◆ Problem requirements ◆
An exact copy of every entry is the answer here, with no pictures.

══ Exercise material ══

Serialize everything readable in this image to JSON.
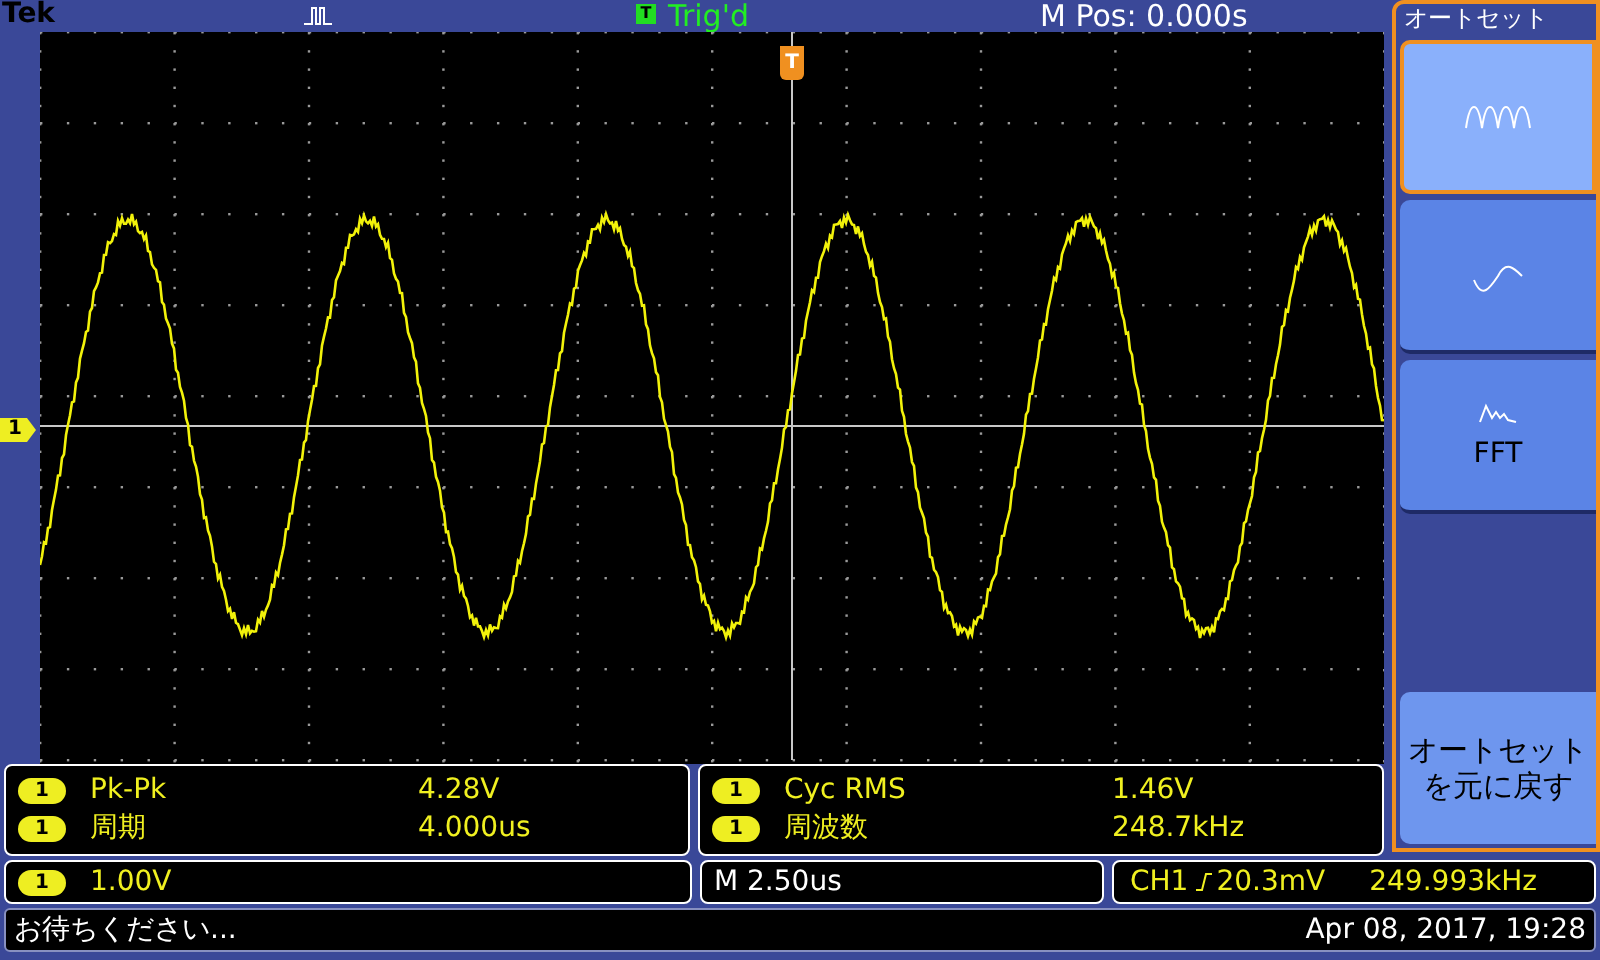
{
  "header": {
    "brand": "Tek",
    "trigger_badge": "T",
    "trigger_status": "Trig'd",
    "position": "M Pos: 0.000s"
  },
  "display": {
    "channel_marker": "1",
    "trigger_marker": "T"
  },
  "side_menu": {
    "title": "オートセット",
    "options": [
      {
        "kind": "multi",
        "selected": true
      },
      {
        "kind": "single",
        "selected": false
      },
      {
        "kind": "fft",
        "label": "FFT",
        "selected": false
      }
    ],
    "undo_button": [
      "オートセット",
      "を元に戻す"
    ]
  },
  "measurement_panels": [
    [
      {
        "channel": "1",
        "name": "Pk-Pk",
        "value": "4.28V"
      },
      {
        "channel": "1",
        "name": "周期",
        "value": "4.000us"
      }
    ],
    [
      {
        "channel": "1",
        "name": "Cyc RMS",
        "value": "1.46V"
      },
      {
        "channel": "1",
        "name": "周波数",
        "value": "248.7kHz"
      }
    ]
  ],
  "settings_bar": {
    "channel": "1",
    "scale": "1.00V",
    "timebase": "M 2.50us",
    "trigger_source": "CH1",
    "trigger_level": "20.3mV",
    "trigger_frequency": "249.993kHz"
  },
  "status_bar": {
    "message": "お待ちください...",
    "datetime": "Apr 08, 2017, 19:28"
  }
}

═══

◆ Solution for this task ◆
Serialize everything readable in this image to JSON.
{
  "header": {
    "brand": "Tek",
    "trigger_badge": "T",
    "trigger_status": "Trig'd",
    "position": "M Pos: 0.000s"
  },
  "display": {
    "channel_marker": "1",
    "trigger_marker": "T"
  },
  "side_menu": {
    "title": "オートセット",
    "options": [
      {
        "kind": "multi",
        "selected": true
      },
      {
        "kind": "single",
        "selected": false
      },
      {
        "kind": "fft",
        "label": "FFT",
        "selected": false
      }
    ],
    "undo_button": [
      "オートセット",
      "を元に戻す"
    ]
  },
  "measurement_panels": [
    [
      {
        "channel": "1",
        "name": "Pk-Pk",
        "value": "4.28V"
      },
      {
        "channel": "1",
        "name": "周期",
        "value": "4.000us"
      }
    ],
    [
      {
        "channel": "1",
        "name": "Cyc RMS",
        "value": "1.46V"
      },
      {
        "channel": "1",
        "name": "周波数",
        "value": "248.7kHz"
      }
    ]
  ],
  "settings_bar": {
    "channel": "1",
    "scale": "1.00V",
    "timebase": "M 2.50us",
    "trigger_source": "CH1",
    "trigger_level": "20.3mV",
    "trigger_frequency": "249.993kHz"
  },
  "status_bar": {
    "message": "お待ちください...",
    "datetime": "Apr 08, 2017, 19:28"
  }
}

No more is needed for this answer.